I knew I should have been a little suspicious of Andrzej Wajda's Man of Marble from the first. Why was such a supposedly political film so graciously received by the liberal-conservative critics here and overseas? Just who is disturbed by this film? Obviously not us: Poland, the Stalinist '50s, that's all somebody else's politics, presumably.
But the real problem is not one of content or subject matter. Wajda's film may well contain a complex and radical analysis of recent Polish history – I do not presume to be able to evaluate this aspect of it. In this dissenting note on the film, I am more concerned with the other side of the coin: is Man of Marble a work that has been made, arranged, structured politically, as a film?
The cinema is a social and cultural institution like any other; what is the place of this film within it?
The liberal-conservatives have been able to play a real trump card with this film. For they can immediately answer my sort of criticism by pointing to the film and saying: look, it's about filmmaking, about the way films falsify reality, about media-propaganda and state censorship of cultural production ... Man of Marble is Godard made simple!
No, no, no – that's too easy, too simple-minded. Point One: Man of Marble's analysis of how filmmaking can distort the truth borders on the facile. We see the deceit, the trickery: what was staged and re-staged for the camera, and what was edited out. Fine! But the ideological force of any piece of cinema is not simply a matter of whether it chooses to lie or tell the truth. (As if such a choice were so easy to consciously grasp and make!) A film is a signifying practice – everything it does, consciously or unconsciously, at the level of framing and timing as much as performance and cutting, is determined by cultural and social meanings. The very notion of a film Telling the Truth is itself a political myth.
Which leads me to Point Two: Man of Marble presumes to analyse the cinema. Thus, it must also analyse itself – its own meanings, its own order, its own patterns. No way – Wajda sees himself and his main character as utterly innocent, outside political contamination, able to see the truth and grasp it at once. The whole presentation of the filmmaker (more like some fearless female reporter from Willesee at Seven) corresponds to this idealistic notion: in she plunges, waving her hand-held camera, infused with zeal and one-hundred percent integrity (plus talent, according to her co-workers, though this is not evident to me).
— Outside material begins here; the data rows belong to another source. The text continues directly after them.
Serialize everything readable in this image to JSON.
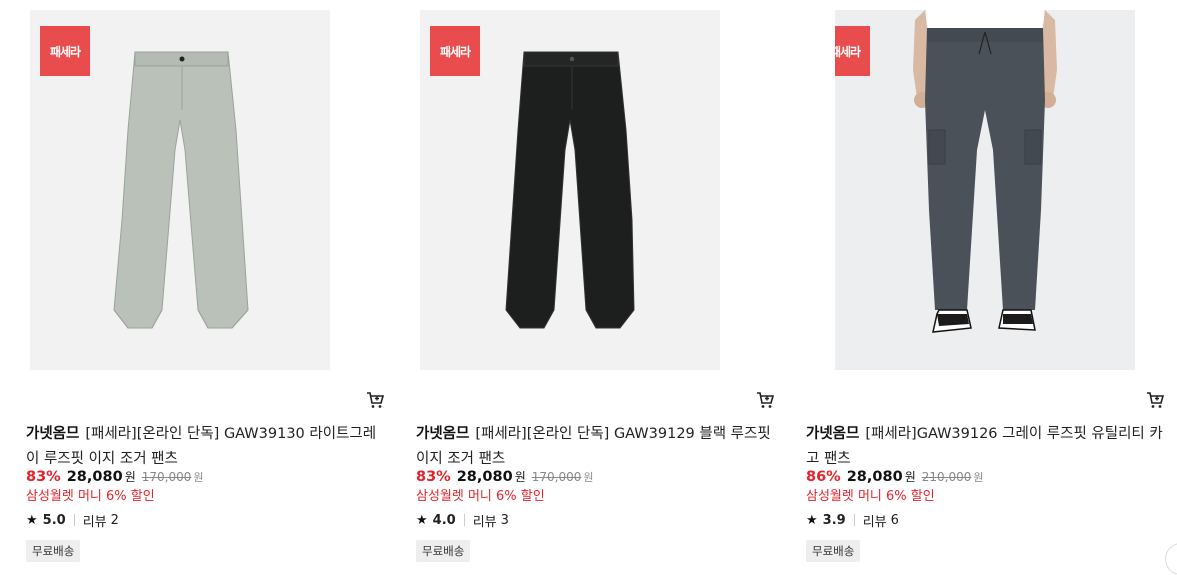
{
  "products": [
    {
      "badge": "패세라",
      "brand": "가넷옴므",
      "name": "[패세라][온라인 단독] GAW39130 라이트그레이 루즈핏 이지 조거 팬츠",
      "discount": "83%",
      "price": "28,080",
      "currency": "원",
      "original_price": "170,000",
      "promo": "삼성월렛 머니 6% 할인",
      "rating": "5.0",
      "review_label": "리뷰",
      "review_count": "2",
      "shipping": "무료배송",
      "pants_color": "#b9c1b8"
    },
    {
      "badge": "패세라",
      "brand": "가넷옴므",
      "name": "[패세라][온라인 단독] GAW39129 블랙 루즈핏 이지 조거 팬츠",
      "discount": "83%",
      "price": "28,080",
      "currency": "원",
      "original_price": "170,000",
      "promo": "삼성월렛 머니 6% 할인",
      "rating": "4.0",
      "review_label": "리뷰",
      "review_count": "3",
      "shipping": "무료배송",
      "pants_color": "#1d1f1e"
    },
    {
      "badge": "패세라",
      "brand": "가넷옴므",
      "name": "[패세라]GAW39126 그레이 루즈핏 유틸리티 카고 팬츠",
      "discount": "86%",
      "price": "28,080",
      "currency": "원",
      "original_price": "210,000",
      "promo": "삼성월렛 머니 6% 할인",
      "rating": "3.9",
      "review_label": "리뷰",
      "review_count": "6",
      "shipping": "무료배송",
      "pants_color": "#4a5158"
    }
  ],
  "icons": {
    "cart": "cart-icon",
    "star": "star-icon"
  },
  "colors": {
    "badge": "#e84c4c",
    "discount": "#e3242b",
    "promo": "#e3242b"
  }
}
But what of her own place within society – her class and economic status, her family, her interpersonal relations? What conditions her, politically? Where the film is aware of this problem, it is completely romantic (she has learnt all about the '50s from her sweet Daddy, who prompts her again to seek the Truth when all others have abandoned her ... ).
Point Three: if Man of Marble were to look at itself, it might not like what it finds. For, as a film, it is completely conventional – and thus ideologically complicit with dominant cinema. It exposes one sort of cinematic trickery, but tries to conceal its own: the film is full of carefully faked newsreel footage, blended with the real thing. It flashes back to the Truth via the confessions of characters, but what we see is far more inclusive than anything a single person could possibly relate. It constantly uses the most classical illusionistic devices: subjective shots, editing matches, music to smooth over scene transitions.
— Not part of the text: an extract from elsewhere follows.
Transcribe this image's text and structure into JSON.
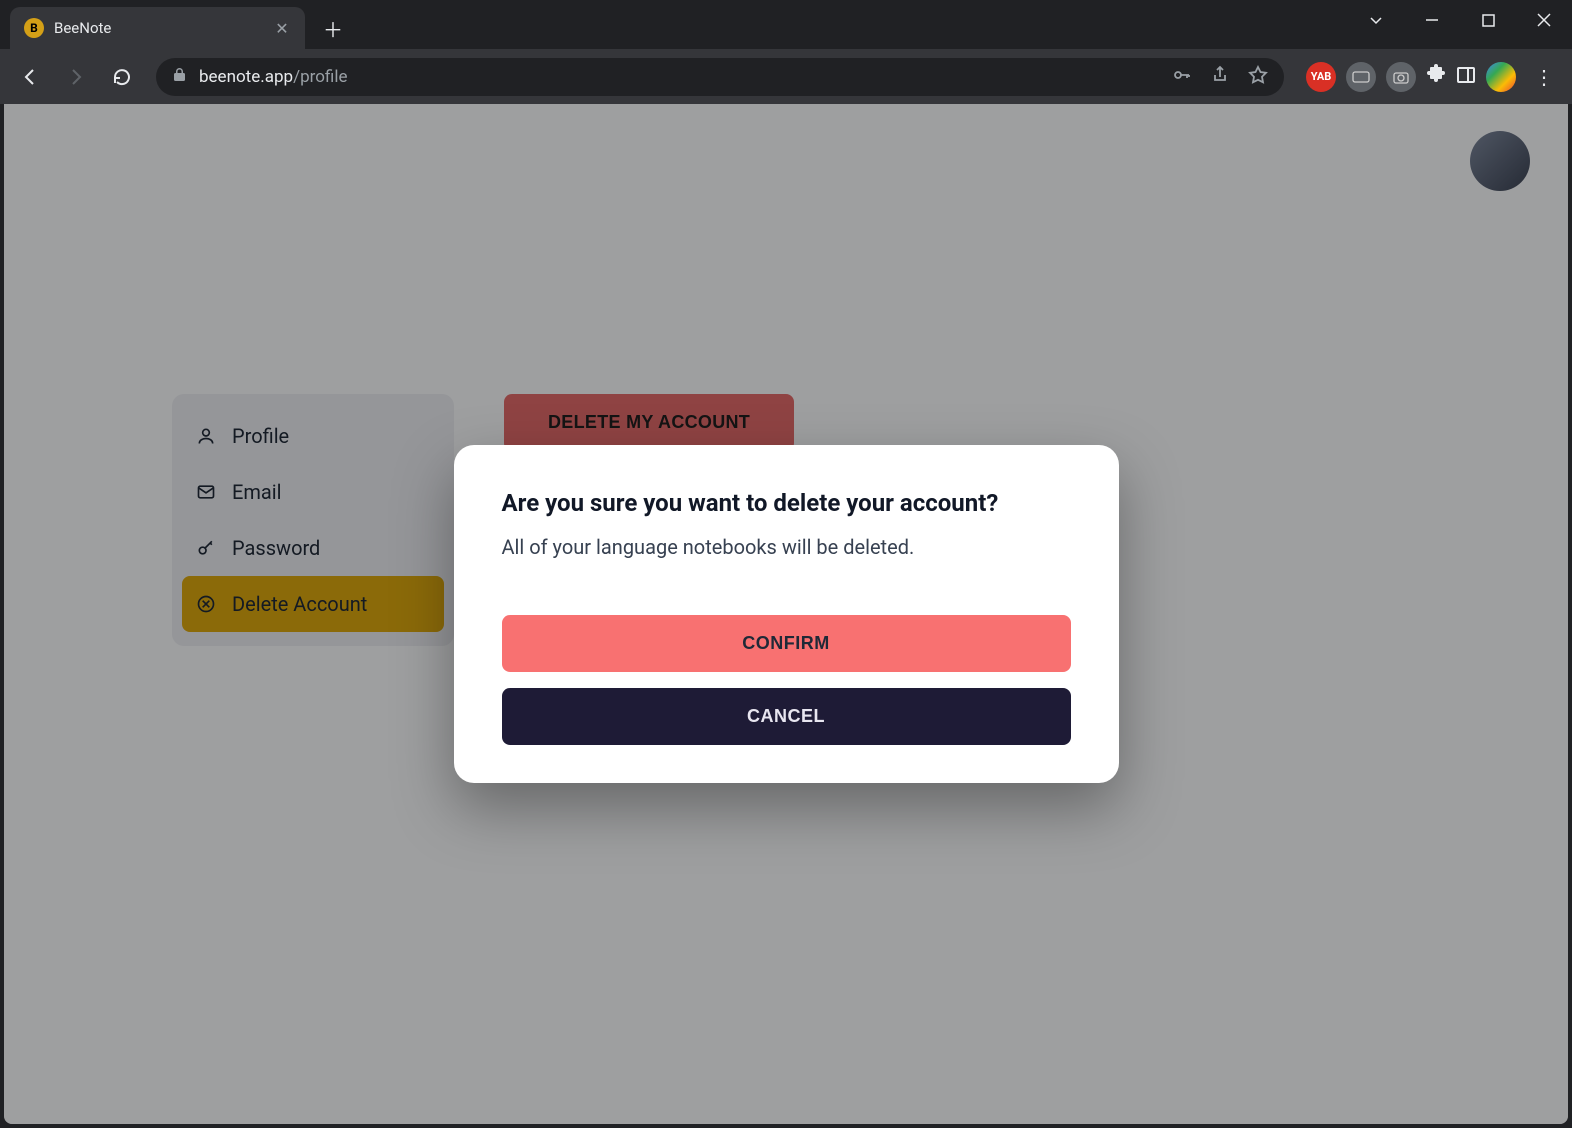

So what? Of course, hundreds of films, from Hollywood to Newsfront (1978), use the same devices. But these films are not as pretentious as Man of Marble, which proclaims itself a political film. Judged conventionally, it is certainly a fine work, and Wajda handles his material excellently. But that's not what's at stake. A film which is truly political, Straub/Huillet's From the Cloud to the Resistance (1979), screens for one night in Melbourne to an audience of two dozen. Man of Marble runs for a month and gets two separate reviews in The Age newspaper.
Which only goes to prove that, while Man of Marble may be a film that talks about politics, it is certainly not a politically radical film.
© Adrian Martin October 1980